HMC Physics Colloquium
Tuesdays at 16:30 in Shanahan Center for Teaching and Learning, Room B460
April 30, 2019
Statistical mechanics is one of the foundational pillars of modern physics. At its core is the idea of thermal equilibrium, which allows for a simple description of a many-particle system in terms of a few macroscopic, equilibrium properties like temperature or pressure. Although many of the fundamentals of quantum statistical mechanics were formulated almost a century ago, recent developments have motivated a rebirth of this subject.
In this talk, I will discuss some recent advances in our understanding of quantum statistical mechanics, focusing in particular on settings in which systems fail to reach thermal equilibrium. This out-of-equilibrium setting can allow for novel phases of matter which are disallowed by the usual rules of statistical mechanics.
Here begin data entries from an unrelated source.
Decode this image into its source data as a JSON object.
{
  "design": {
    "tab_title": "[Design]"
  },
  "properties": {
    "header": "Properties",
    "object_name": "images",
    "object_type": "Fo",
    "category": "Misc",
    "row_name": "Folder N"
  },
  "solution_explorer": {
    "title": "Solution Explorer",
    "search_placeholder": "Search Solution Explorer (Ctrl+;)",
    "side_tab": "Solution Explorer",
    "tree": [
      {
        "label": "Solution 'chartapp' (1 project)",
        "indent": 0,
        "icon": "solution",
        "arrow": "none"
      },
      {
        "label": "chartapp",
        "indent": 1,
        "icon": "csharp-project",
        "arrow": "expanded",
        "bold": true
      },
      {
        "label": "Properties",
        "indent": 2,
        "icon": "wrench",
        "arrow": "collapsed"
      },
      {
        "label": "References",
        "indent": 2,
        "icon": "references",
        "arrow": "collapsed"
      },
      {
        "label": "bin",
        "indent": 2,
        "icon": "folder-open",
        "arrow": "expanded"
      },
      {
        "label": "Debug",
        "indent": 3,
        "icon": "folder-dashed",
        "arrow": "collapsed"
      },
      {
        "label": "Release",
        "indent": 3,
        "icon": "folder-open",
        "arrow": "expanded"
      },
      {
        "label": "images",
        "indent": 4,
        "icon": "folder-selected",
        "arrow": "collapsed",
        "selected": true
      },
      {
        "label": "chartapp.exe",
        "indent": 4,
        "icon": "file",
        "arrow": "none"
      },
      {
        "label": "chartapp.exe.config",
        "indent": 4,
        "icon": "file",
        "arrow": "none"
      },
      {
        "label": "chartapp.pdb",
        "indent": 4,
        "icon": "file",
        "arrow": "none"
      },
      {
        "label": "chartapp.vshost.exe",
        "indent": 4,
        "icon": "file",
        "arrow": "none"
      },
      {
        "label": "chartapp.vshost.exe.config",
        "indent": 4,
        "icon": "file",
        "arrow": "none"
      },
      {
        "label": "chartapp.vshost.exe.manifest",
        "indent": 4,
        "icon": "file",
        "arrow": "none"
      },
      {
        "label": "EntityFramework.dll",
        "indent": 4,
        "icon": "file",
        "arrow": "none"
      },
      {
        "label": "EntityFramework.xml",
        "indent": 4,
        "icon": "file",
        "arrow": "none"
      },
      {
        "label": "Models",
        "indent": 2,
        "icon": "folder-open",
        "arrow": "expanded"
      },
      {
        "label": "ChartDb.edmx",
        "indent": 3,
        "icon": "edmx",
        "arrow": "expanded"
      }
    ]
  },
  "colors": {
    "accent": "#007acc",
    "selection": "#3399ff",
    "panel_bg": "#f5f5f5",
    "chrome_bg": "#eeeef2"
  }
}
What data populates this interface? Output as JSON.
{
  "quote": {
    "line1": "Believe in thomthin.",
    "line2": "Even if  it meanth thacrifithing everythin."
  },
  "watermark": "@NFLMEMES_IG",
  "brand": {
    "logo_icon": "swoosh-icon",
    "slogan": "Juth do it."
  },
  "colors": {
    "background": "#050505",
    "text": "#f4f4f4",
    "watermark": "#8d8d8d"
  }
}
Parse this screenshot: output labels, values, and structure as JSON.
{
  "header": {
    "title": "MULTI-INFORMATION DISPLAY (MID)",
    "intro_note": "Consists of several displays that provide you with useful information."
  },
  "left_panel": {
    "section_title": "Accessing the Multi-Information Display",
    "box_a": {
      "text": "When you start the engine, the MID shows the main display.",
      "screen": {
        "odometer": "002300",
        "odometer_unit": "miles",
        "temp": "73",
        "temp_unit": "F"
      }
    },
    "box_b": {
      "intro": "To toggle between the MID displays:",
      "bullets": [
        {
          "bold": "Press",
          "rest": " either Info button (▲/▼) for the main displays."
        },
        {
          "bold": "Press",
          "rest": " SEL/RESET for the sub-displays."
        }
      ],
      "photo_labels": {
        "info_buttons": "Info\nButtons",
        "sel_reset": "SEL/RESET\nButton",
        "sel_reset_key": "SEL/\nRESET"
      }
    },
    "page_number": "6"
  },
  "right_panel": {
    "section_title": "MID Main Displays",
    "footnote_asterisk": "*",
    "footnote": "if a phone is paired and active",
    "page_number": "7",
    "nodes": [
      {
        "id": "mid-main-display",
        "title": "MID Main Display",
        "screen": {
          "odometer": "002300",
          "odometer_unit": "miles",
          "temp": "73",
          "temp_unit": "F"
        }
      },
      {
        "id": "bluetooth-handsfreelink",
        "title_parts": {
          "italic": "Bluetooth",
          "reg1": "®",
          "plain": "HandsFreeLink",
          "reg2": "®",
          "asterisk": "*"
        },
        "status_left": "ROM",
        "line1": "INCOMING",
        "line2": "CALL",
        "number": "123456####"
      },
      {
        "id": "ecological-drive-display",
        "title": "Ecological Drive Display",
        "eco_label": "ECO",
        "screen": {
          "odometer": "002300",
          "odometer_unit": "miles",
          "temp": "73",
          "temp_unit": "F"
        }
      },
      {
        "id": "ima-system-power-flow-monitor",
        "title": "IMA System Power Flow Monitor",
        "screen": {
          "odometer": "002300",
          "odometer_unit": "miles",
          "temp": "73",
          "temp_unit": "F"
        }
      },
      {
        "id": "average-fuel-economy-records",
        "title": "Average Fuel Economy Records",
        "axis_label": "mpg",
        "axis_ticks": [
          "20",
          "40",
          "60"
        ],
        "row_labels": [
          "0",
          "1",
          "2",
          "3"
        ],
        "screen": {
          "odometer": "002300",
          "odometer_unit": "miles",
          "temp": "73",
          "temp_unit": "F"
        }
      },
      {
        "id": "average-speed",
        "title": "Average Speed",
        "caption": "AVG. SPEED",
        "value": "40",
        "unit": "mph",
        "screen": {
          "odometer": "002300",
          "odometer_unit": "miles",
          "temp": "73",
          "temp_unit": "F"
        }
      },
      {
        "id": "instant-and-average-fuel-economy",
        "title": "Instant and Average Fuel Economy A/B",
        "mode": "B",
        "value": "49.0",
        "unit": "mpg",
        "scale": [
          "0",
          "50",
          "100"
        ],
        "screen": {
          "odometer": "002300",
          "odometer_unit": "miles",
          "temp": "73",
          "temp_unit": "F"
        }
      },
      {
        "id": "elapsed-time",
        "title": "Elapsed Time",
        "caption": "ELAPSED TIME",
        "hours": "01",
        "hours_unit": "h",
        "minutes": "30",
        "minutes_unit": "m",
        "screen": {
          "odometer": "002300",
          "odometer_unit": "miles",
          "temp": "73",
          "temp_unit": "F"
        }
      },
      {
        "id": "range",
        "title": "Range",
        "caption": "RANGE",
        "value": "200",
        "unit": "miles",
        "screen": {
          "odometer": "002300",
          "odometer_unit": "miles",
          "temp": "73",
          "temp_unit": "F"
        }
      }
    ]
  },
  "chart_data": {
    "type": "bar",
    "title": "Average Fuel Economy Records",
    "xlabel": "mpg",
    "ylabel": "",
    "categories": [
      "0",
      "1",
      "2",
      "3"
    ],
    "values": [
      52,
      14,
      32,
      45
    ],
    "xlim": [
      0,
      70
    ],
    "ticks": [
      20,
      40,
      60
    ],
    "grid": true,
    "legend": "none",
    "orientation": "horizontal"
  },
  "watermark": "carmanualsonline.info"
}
This includes the recent discovery of time-crystals as a new out-of-equilibrium phase of matter, and I'll describe our work in predicting and creating these time-crystalline phases.